TASK DIRECTIONS: Please copy each line in the records below that contains the string "interrupts".

DATA LISTING:
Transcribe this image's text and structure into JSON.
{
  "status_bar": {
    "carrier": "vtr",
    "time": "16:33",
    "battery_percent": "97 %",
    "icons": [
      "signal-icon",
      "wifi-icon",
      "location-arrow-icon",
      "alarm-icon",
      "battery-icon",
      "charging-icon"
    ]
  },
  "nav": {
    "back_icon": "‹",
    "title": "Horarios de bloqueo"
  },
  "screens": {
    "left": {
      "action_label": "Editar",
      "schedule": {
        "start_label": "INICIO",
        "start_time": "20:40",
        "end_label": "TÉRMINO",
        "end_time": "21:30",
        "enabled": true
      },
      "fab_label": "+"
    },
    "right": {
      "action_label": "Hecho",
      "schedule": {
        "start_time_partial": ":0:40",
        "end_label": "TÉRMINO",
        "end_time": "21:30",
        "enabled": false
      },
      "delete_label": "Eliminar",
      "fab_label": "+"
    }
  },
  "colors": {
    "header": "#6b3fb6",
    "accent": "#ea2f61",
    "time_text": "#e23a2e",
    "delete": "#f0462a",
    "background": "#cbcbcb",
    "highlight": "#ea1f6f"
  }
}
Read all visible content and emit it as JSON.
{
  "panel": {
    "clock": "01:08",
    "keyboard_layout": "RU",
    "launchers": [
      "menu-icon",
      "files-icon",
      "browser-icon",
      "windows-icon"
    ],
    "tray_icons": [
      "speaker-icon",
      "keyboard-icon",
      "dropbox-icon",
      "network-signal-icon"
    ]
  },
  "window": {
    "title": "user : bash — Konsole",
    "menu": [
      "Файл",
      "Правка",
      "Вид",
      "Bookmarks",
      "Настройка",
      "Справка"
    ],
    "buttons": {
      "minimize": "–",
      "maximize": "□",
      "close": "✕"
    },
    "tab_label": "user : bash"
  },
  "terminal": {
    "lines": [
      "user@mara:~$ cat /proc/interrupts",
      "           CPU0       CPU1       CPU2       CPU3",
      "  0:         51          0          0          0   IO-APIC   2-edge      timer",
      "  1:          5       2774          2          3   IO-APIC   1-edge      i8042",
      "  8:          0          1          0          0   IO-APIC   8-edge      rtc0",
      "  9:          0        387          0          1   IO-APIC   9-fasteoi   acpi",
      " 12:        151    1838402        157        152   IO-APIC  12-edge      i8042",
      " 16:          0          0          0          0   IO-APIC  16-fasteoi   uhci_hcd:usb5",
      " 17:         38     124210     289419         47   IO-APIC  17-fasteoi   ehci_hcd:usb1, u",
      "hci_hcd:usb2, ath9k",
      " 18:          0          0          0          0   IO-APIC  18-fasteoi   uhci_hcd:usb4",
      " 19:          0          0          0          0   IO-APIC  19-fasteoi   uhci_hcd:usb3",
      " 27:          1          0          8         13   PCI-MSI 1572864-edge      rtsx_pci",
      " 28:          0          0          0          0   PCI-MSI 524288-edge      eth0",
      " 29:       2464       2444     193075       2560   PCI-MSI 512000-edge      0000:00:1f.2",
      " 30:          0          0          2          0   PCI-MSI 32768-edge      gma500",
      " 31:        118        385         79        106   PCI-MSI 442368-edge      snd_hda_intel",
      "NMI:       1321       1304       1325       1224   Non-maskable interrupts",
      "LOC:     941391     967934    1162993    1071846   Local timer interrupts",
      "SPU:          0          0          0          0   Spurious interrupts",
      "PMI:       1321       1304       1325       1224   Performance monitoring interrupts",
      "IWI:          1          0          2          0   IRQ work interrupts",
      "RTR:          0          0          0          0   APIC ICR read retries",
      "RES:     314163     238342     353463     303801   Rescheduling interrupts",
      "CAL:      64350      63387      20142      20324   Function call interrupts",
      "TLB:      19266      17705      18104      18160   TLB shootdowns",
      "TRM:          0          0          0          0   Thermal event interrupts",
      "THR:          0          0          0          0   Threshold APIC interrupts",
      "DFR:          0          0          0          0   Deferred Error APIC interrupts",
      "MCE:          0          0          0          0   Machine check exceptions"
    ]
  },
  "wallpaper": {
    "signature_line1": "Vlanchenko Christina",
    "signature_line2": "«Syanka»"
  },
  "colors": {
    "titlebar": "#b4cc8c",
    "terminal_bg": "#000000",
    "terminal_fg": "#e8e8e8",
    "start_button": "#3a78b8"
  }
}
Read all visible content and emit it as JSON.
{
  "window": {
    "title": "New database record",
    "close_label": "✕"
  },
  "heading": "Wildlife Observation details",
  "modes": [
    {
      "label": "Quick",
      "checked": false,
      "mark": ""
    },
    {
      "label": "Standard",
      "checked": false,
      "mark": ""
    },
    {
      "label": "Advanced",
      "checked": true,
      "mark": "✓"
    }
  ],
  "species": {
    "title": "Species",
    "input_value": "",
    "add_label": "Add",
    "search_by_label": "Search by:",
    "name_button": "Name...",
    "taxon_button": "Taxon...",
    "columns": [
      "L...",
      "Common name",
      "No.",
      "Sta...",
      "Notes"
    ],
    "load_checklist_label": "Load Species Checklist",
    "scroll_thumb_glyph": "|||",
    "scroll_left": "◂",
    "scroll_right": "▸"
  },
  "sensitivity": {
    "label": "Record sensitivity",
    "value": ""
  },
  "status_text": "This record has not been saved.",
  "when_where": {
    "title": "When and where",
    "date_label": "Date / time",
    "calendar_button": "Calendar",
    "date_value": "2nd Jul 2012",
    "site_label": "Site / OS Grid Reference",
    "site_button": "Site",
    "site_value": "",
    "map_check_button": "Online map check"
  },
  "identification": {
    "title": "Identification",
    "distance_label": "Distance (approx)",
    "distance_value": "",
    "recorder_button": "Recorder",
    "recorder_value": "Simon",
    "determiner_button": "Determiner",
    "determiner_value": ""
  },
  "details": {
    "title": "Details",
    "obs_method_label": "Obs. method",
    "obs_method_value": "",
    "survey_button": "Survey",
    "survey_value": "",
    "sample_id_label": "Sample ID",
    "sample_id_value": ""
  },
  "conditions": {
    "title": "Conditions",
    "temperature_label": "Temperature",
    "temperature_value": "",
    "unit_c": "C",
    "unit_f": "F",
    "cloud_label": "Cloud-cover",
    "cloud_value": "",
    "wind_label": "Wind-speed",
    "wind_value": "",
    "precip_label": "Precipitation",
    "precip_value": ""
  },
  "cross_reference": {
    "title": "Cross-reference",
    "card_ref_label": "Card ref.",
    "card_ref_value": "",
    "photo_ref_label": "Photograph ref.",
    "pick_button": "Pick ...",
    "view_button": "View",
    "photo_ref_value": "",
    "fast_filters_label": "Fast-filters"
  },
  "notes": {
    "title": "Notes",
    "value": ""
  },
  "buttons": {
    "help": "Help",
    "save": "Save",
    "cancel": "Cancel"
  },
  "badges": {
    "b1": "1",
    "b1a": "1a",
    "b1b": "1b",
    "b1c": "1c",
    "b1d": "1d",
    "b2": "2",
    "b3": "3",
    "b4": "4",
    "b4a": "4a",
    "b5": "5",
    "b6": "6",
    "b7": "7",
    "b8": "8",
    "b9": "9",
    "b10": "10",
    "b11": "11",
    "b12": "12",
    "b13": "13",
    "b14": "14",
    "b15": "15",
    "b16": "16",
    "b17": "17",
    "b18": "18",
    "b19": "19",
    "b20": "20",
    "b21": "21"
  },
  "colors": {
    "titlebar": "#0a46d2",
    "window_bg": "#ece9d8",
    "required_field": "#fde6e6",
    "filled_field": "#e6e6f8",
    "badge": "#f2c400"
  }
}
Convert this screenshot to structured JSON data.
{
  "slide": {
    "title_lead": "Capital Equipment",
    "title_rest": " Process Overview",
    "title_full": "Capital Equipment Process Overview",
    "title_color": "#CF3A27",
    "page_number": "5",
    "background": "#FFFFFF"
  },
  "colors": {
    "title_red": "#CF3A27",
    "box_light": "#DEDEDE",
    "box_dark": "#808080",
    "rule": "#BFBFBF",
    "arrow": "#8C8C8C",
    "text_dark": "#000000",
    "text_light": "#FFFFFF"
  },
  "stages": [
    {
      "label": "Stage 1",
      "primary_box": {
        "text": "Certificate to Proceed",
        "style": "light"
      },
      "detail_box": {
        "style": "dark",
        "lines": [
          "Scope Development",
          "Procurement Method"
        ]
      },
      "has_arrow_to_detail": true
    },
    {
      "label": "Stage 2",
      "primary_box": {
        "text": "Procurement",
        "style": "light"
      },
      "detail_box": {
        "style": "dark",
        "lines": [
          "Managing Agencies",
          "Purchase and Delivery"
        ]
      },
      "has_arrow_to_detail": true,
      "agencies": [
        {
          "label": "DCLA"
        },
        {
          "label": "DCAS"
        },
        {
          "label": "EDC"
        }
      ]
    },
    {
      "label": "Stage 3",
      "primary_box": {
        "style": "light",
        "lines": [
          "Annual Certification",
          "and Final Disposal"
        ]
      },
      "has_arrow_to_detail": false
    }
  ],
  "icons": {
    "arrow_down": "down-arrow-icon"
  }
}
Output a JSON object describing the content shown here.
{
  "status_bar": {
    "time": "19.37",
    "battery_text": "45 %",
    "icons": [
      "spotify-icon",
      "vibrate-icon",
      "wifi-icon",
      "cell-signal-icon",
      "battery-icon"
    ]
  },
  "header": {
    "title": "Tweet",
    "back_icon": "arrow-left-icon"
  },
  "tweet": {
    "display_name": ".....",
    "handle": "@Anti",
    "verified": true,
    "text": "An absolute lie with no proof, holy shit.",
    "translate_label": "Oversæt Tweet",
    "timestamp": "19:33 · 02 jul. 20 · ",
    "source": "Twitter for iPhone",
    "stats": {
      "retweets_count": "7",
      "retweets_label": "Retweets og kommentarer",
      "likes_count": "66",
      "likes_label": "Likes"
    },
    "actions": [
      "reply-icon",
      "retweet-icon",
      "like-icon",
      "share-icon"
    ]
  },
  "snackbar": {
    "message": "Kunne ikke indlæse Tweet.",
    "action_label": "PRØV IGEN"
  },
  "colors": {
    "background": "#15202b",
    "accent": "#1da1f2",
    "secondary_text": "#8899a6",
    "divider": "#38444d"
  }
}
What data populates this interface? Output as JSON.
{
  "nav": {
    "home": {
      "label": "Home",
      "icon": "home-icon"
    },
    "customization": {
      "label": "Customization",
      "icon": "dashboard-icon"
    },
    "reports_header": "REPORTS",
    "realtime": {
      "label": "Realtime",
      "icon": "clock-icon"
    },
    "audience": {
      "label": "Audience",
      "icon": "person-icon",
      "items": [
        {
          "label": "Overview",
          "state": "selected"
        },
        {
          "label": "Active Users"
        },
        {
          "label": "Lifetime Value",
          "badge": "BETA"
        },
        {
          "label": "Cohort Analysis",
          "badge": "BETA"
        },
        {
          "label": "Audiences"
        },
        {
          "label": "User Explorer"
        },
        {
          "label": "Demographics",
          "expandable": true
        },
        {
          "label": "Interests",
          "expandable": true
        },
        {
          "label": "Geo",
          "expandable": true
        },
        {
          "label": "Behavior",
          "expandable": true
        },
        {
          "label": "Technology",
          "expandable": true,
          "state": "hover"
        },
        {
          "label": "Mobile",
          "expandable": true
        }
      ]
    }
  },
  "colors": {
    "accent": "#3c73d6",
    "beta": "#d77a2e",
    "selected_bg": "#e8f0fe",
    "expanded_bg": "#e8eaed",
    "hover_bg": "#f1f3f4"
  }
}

WRITTEN RESPONSE:
      "user@mara:~$ cat /proc/interrupts",
      "NMI:       1321       1304       1325       1224   Non-maskable interrupts",
      "LOC:     941391     967934    1162993    1071846   Local timer interrupts",
      "SPU:          0          0          0          0   Spurious interrupts",
      "PMI:       1321       1304       1325       1224   Performance monitoring interrupts",
      "IWI:          1          0          2          0   IRQ work interrupts",
      "RES:     314163     238342     353463     303801   Rescheduling interrupts",
      "CAL:      64350      63387      20142      20324   Function call interrupts",
      "TRM:          0          0          0          0   Thermal event interrupts",
      "THR:          0          0          0          0   Threshold APIC interrupts",
      "DFR:          0          0          0          0   Deferred Error APIC interrupts",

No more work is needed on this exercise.